* Given entries:
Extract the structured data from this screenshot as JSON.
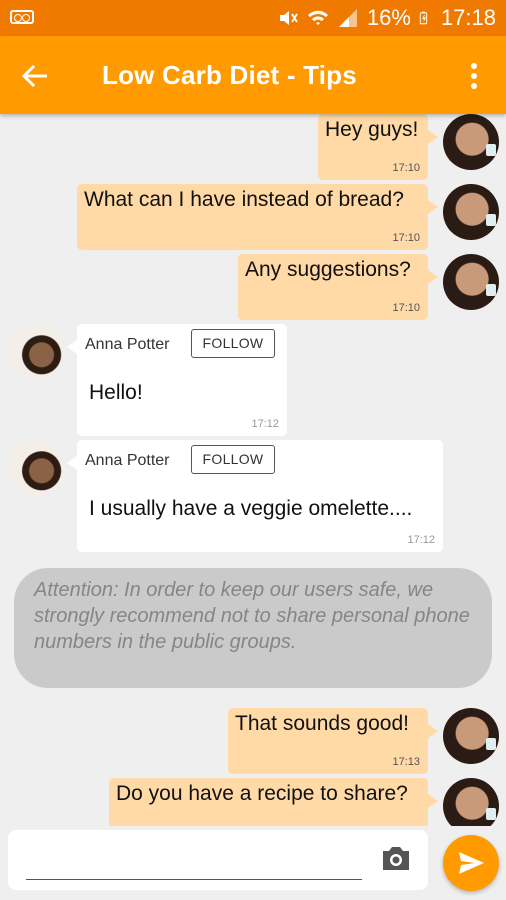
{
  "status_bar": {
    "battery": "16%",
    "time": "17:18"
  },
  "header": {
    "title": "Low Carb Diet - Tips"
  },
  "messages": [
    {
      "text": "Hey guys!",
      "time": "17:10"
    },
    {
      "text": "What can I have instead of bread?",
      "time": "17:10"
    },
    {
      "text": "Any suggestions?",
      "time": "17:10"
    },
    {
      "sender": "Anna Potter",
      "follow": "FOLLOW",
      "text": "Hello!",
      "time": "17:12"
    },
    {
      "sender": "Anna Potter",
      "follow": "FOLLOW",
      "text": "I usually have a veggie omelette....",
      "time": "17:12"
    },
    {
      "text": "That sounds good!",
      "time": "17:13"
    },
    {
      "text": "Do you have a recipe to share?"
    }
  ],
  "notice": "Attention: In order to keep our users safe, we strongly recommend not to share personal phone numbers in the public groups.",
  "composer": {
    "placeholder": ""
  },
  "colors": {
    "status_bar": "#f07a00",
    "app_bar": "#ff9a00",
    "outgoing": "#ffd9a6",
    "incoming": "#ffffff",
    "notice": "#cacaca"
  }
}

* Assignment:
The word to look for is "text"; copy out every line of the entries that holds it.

* Task answer:
      "text": "Hey guys!",
      "text": "What can I have instead of bread?",
      "text": "Any suggestions?",
      "text": "Hello!",
      "text": "I usually have a veggie omelette....",
      "text": "That sounds good!",
      "text": "Do you have a recipe to share?"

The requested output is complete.